But today those rose-coloured glasses need to come off in the face of the cold, hard aftermath of yesterday's vote. I have questioned my own political judgment since Mr. Dion won and proceeded to underwhelm. At times, it was excruciating to listen to the vitriol levelled at Mr. Dion by objective members of the public, family and friends. The Liberals offered Canadians a thoroughly decent, honest, politically unskilled man prepared to fight for his great ideas - and the country handed the Liberals their worst defeat in modern history (in terms of the popular vote.)
It's now clear that Stephane Dion was a very bad fit for leader. He's grown minimally in the role and, in many ways, undermined his own campaign with his high-mindedness. The Green Shift was a good policy, but bad politics. It's a shame now that the need to effectively fight climate change will be undermined. To think that a complicated new tax reform would be seen as a potential vote winner says more about the man who proposed it than about the people who rejected the man.
There's no doubt that Stephane Dion should announce his resignation soon. The great experiment is now done and it failed.
Who should replace him? The flaws of Michael Ignatieff and Bob Rae remain. While Ignatieff's support for the Iraq war continues to bother me, including his inability to say he made a mistake favouring it, I doubt that this issue alone would turn an election against him (it didn't hurt Harper either). I also doubt Ignatieff would be able to attract many more progressive votes than Dion did last night (but for different reasons.) Ignatieff's long absence from Canada, plus his generally smarmy style would likely be more difficult to overcome.
Having said that, Ignatieff is brilliant and he's a bit of a clean slate. He'd also put the Liberals firmly back in the centre of the political spectrum where we usually win. His approach to Quebec is reminiscent of Paul Martin and even Stephen Harper, an approach that hasn't exactly paid dividends. But an Ignatieff leadership would undoubtedly push the Liberal cause forward in Quebec and elsewhere. In the end, I'm sure Canadians would give Ignatieff a fair shot if he were to win the leadership.
Bob Rae's devotion to his new party has been admirable. He's as skilled as politicians come and quite likeable (more so than Ignatieff). He could've walked away after 2006, but he stayed committed. That alone will endear him to many Liberals who were turned off by his arrogant run in 2006. Bob Rae has walked the walk. Yet his baggage as a former Ontario NDP Premier remains an immense obstacle. I've never sensed any kind of "Bob Rae-mania" out there.
Of these two gentlemen, I still have my doubts, but I'm keeping an open mind. I haven't ruled out either of them.

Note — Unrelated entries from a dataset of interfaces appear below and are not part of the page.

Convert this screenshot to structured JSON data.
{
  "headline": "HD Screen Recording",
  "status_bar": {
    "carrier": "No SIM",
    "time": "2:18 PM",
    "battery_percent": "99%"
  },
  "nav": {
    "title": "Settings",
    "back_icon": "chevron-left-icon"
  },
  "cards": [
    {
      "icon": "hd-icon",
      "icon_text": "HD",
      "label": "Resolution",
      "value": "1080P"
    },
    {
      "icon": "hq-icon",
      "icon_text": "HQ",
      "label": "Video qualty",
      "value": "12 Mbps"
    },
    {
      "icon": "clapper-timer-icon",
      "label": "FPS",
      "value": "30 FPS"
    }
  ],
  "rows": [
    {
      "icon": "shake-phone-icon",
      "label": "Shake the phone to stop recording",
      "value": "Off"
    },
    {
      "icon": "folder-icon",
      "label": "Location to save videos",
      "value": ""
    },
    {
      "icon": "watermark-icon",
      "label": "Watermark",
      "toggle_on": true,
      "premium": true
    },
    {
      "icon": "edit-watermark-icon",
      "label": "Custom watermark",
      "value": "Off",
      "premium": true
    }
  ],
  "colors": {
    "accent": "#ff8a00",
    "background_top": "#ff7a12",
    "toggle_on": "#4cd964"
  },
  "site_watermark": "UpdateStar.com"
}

As we move forward, Liberals should ask ourselves if we ought to stay on the left with a leader like Bob Rae or Gerard Kennedy, or do we need to aim to take back the Canadian centre with a leader like Ignatieff or John Manley or Scott Brison or some other person yet to emerge?
At this stage, I'm inclined to put aside some of my quirky political instincts - the kind that led me to support Stephane Dion - and try to get it right this time. When Stephane Dion steps down, Liberals need to elect a leader capable of earning back the confidence of Canadians and finally electing a strong Liberal government. The time for risky leadership experiments is over.
One final note: I was thrilled to see Frank Valeriote win handily in Guelph - my hometown - despite the strong anti-Liberal trend in southwestern Ontario. New candidates rarely achieve this feat. This guy is going to be a player in federal politics!